■ About this task ■
Without including any image, retype the records word for word.

■ Records for processing ■
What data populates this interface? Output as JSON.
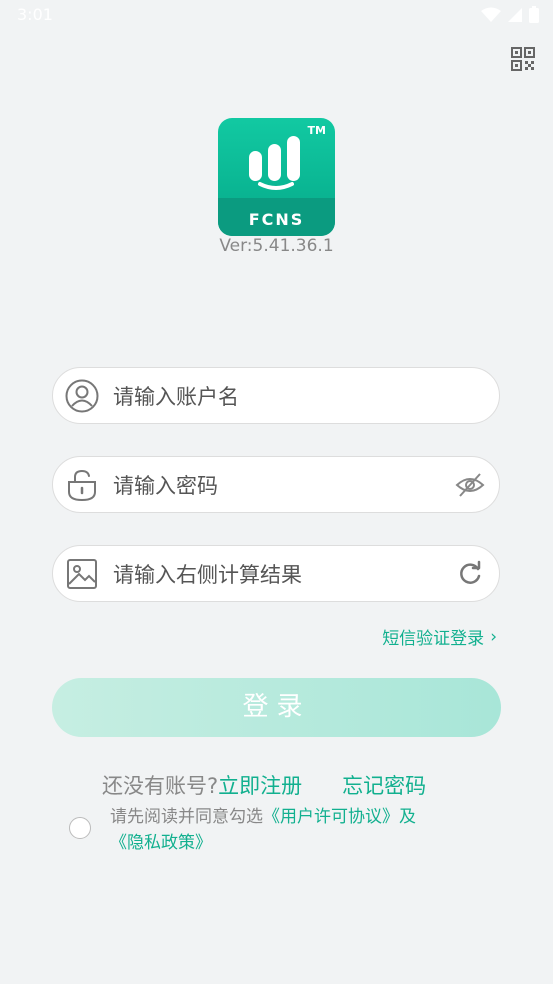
{
  "status_bar": {
    "time": "3:01"
  },
  "logo": {
    "brand": "FCNS",
    "tm": "TM"
  },
  "version": "Ver:5.41.36.1",
  "fields": {
    "account_placeholder": "请输入账户名",
    "password_placeholder": "请输入密码",
    "captcha_placeholder": "请输入右侧计算结果"
  },
  "sms_login": {
    "label": "短信验证登录",
    "chevron": "›"
  },
  "login_button": "登录",
  "register": {
    "prompt": "还没有账号?",
    "register_link": "立即注册",
    "forgot_link": "忘记密码"
  },
  "agreement": {
    "prefix": "请先阅读并同意勾选",
    "license": "《用户许可协议》",
    "and": "及",
    "privacy": "《隐私政策》"
  },
  "colors": {
    "accent": "#12b08f",
    "logo_green": "#0ab693",
    "background": "#f1f3f4"
  }
}
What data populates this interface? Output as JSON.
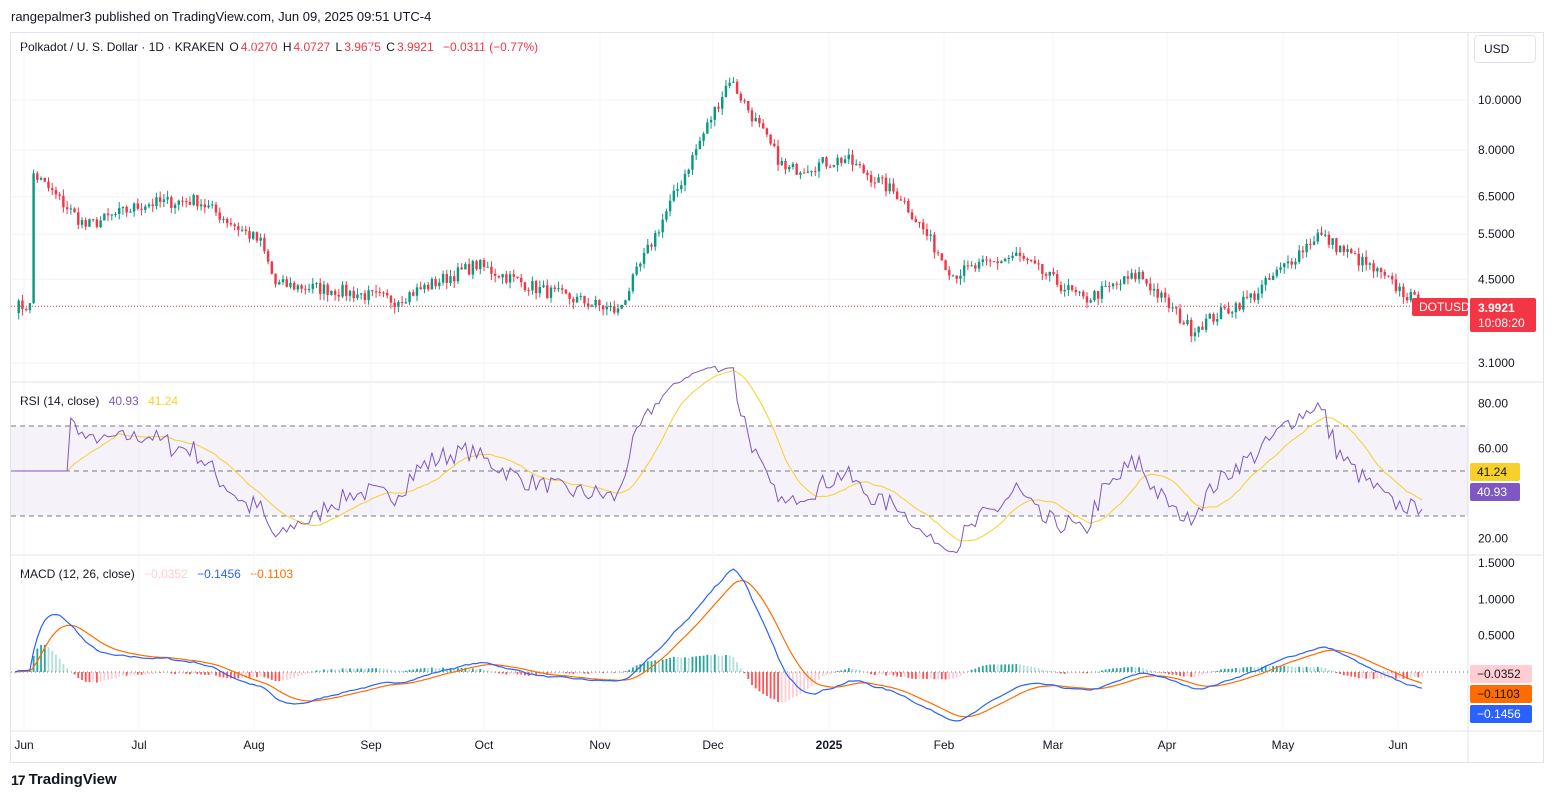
{
  "publisher": "rangepalmer3 published on TradingView.com, Jun 09, 2025 09:51 UTC-4",
  "symbol_title": "Polkadot / U. S. Dollar · 1D · KRAKEN",
  "ohlc": {
    "o_label": "O",
    "o": "4.0270",
    "h_label": "H",
    "h": "4.0727",
    "l_label": "L",
    "l": "3.9675",
    "c_label": "C",
    "c": "3.9921",
    "change": "−0.0311 (−0.77%)"
  },
  "currency_button": "USD",
  "ticker_tag": "DOTUSD",
  "last_price": "3.9921",
  "countdown": "10:08:20",
  "rsi_legend": {
    "name": "RSI (14, close)",
    "rsi": "40.93",
    "ma": "41.24"
  },
  "macd_legend": {
    "name": "MACD (12, 26, close)",
    "hist": "−0.0352",
    "macd": "−0.1456",
    "signal": "−0.1103"
  },
  "footer_brand": "TradingView",
  "logo_mark": "17",
  "colors": {
    "up": "#089981",
    "down": "#f23645",
    "rsi": "#7e57c2",
    "rsi_ma": "#f7d02c",
    "macd": "#2962ff",
    "signal": "#ff6d00",
    "hist_up_dark": "#26a69a",
    "hist_up_light": "#b2dfdb",
    "hist_down_dark": "#ff5252",
    "hist_down_light": "#ffcdd2"
  },
  "chart_data": [
    {
      "type": "candlestick",
      "title": "Polkadot / U. S. Dollar · 1D · KRAKEN",
      "scale": "log",
      "y_ticks": [
        "10.0000",
        "8.0000",
        "6.5000",
        "5.5000",
        "4.5000",
        "3.1000"
      ],
      "x_ticks": [
        "Jun",
        "Jul",
        "Aug",
        "Sep",
        "Oct",
        "Nov",
        "Dec",
        "2025",
        "Feb",
        "Mar",
        "Apr",
        "May",
        "Jun"
      ],
      "approx_series": {
        "x": [
          "2024-06-01",
          "2024-06-15",
          "2024-07-01",
          "2024-07-15",
          "2024-08-01",
          "2024-08-05",
          "2024-08-20",
          "2024-09-06",
          "2024-09-28",
          "2024-10-15",
          "2024-11-05",
          "2024-11-20",
          "2024-12-05",
          "2024-12-20",
          "2025-01-05",
          "2025-01-20",
          "2025-02-03",
          "2025-02-20",
          "2025-03-10",
          "2025-03-25",
          "2025-04-08",
          "2025-04-25",
          "2025-05-12",
          "2025-05-25",
          "2025-06-09"
        ],
        "close": [
          7.2,
          5.7,
          6.3,
          6.4,
          5.3,
          4.4,
          4.3,
          4.1,
          4.8,
          4.3,
          3.9,
          6.5,
          11.0,
          7.3,
          7.7,
          6.5,
          4.6,
          5.0,
          4.1,
          4.6,
          3.6,
          4.2,
          5.5,
          4.8,
          3.9921
        ]
      },
      "last": 3.9921
    },
    {
      "type": "line",
      "title": "RSI (14, close)",
      "y_ticks": [
        "80.00",
        "60.00",
        "20.00"
      ],
      "band": [
        30,
        70
      ],
      "series": [
        {
          "name": "RSI",
          "last": 40.93
        },
        {
          "name": "RSI MA",
          "last": 41.24
        }
      ]
    },
    {
      "type": "line",
      "title": "MACD (12, 26, close)",
      "y_ticks": [
        "1.5000",
        "1.0000",
        "0.5000"
      ],
      "series": [
        {
          "name": "Histogram",
          "last": -0.0352
        },
        {
          "name": "MACD",
          "last": -0.1456
        },
        {
          "name": "Signal",
          "last": -0.1103
        }
      ]
    }
  ]
}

■ Finished exercise ■
What data populates this interface? Output as JSON.
{
  "status_bar": {
    "time": "3:01"
  },
  "logo": {
    "brand": "FCNS",
    "tm": "TM"
  },
  "version": "Ver:5.41.36.1",
  "fields": {
    "account_placeholder": "请输入账户名",
    "password_placeholder": "请输入密码",
    "captcha_placeholder": "请输入右侧计算结果"
  },
  "sms_login": {
    "label": "短信验证登录",
    "chevron": "›"
  },
  "login_button": "登录",
  "register": {
    "prompt": "还没有账号?",
    "register_link": "立即注册",
    "forgot_link": "忘记密码"
  },
  "agreement": {
    "prefix": "请先阅读并同意勾选",
    "license": "《用户许可协议》",
    "and": "及",
    "privacy": "《隐私政策》"
  },
  "colors": {
    "accent": "#12b08f",
    "logo_green": "#0ab693",
    "background": "#f1f3f4"
  }
}
What data populates this interface? Output as JSON.
{
  "publisher": "rangepalmer3 published on TradingView.com, Jun 09, 2025 09:51 UTC-4",
  "symbol_title": "Polkadot / U. S. Dollar · 1D · KRAKEN",
  "ohlc": {
    "o_label": "O",
    "o": "4.0270",
    "h_label": "H",
    "h": "4.0727",
    "l_label": "L",
    "l": "3.9675",
    "c_label": "C",
    "c": "3.9921",
    "change": "−0.0311 (−0.77%)"
  },
  "currency_button": "USD",
  "ticker_tag": "DOTUSD",
  "last_price": "3.9921",
  "countdown": "10:08:20",
  "rsi_legend": {
    "name": "RSI (14, close)",
    "rsi": "40.93",
    "ma": "41.24"
  },
  "macd_legend": {
    "name": "MACD (12, 26, close)",
    "hist": "−0.0352",
    "macd": "−0.1456",
    "signal": "−0.1103"
  },
  "footer_brand": "TradingView",
  "logo_mark": "17",
  "colors": {
    "up": "#089981",
    "down": "#f23645",
    "rsi": "#7e57c2",
    "rsi_ma": "#f7d02c",
    "macd": "#2962ff",
    "signal": "#ff6d00",
    "hist_up_dark": "#26a69a",
    "hist_up_light": "#b2dfdb",
    "hist_down_dark": "#ff5252",
    "hist_down_light": "#ffcdd2"
  },
  "chart_data": [
    {
      "type": "candlestick",
      "title": "Polkadot / U. S. Dollar · 1D · KRAKEN",
      "scale": "log",
      "y_ticks": [
        "10.0000",
        "8.0000",
        "6.5000",
        "5.5000",
        "4.5000",
        "3.1000"
      ],
      "x_ticks": [
        "Jun",
        "Jul",
        "Aug",
        "Sep",
        "Oct",
        "Nov",
        "Dec",
        "2025",
        "Feb",
        "Mar",
        "Apr",
        "May",
        "Jun"
      ],
      "approx_series": {
        "x": [
          "2024-06-01",
          "2024-06-15",
          "2024-07-01",
          "2024-07-15",
          "2024-08-01",
          "2024-08-05",
          "2024-08-20",
          "2024-09-06",
          "2024-09-28",
          "2024-10-15",
          "2024-11-05",
          "2024-11-20",
          "2024-12-05",
          "2024-12-20",
          "2025-01-05",
          "2025-01-20",
          "2025-02-03",
          "2025-02-20",
          "2025-03-10",
          "2025-03-25",
          "2025-04-08",
          "2025-04-25",
          "2025-05-12",
          "2025-05-25",
          "2025-06-09"
        ],
        "close": [
          7.2,
          5.7,
          6.3,
          6.4,
          5.3,
          4.4,
          4.3,
          4.1,
          4.8,
          4.3,
          3.9,
          6.5,
          11.0,
          7.3,
          7.7,
          6.5,
          4.6,
          5.0,
          4.1,
          4.6,
          3.6,
          4.2,
          5.5,
          4.8,
          3.9921
        ]
      },
      "last": 3.9921
    },
    {
      "type": "line",
      "title": "RSI (14, close)",
      "y_ticks": [
        "80.00",
        "60.00",
        "20.00"
      ],
      "band": [
        30,
        70
      ],
      "series": [
        {
          "name": "RSI",
          "last": 40.93
        },
        {
          "name": "RSI MA",
          "last": 41.24
        }
      ]
    },
    {
      "type": "line",
      "title": "MACD (12, 26, close)",
      "y_ticks": [
        "1.5000",
        "1.0000",
        "0.5000"
      ],
      "series": [
        {
          "name": "Histogram",
          "last": -0.0352
        },
        {
          "name": "MACD",
          "last": -0.1456
        },
        {
          "name": "Signal",
          "last": -0.1103
        }
      ]
    }
  ]
}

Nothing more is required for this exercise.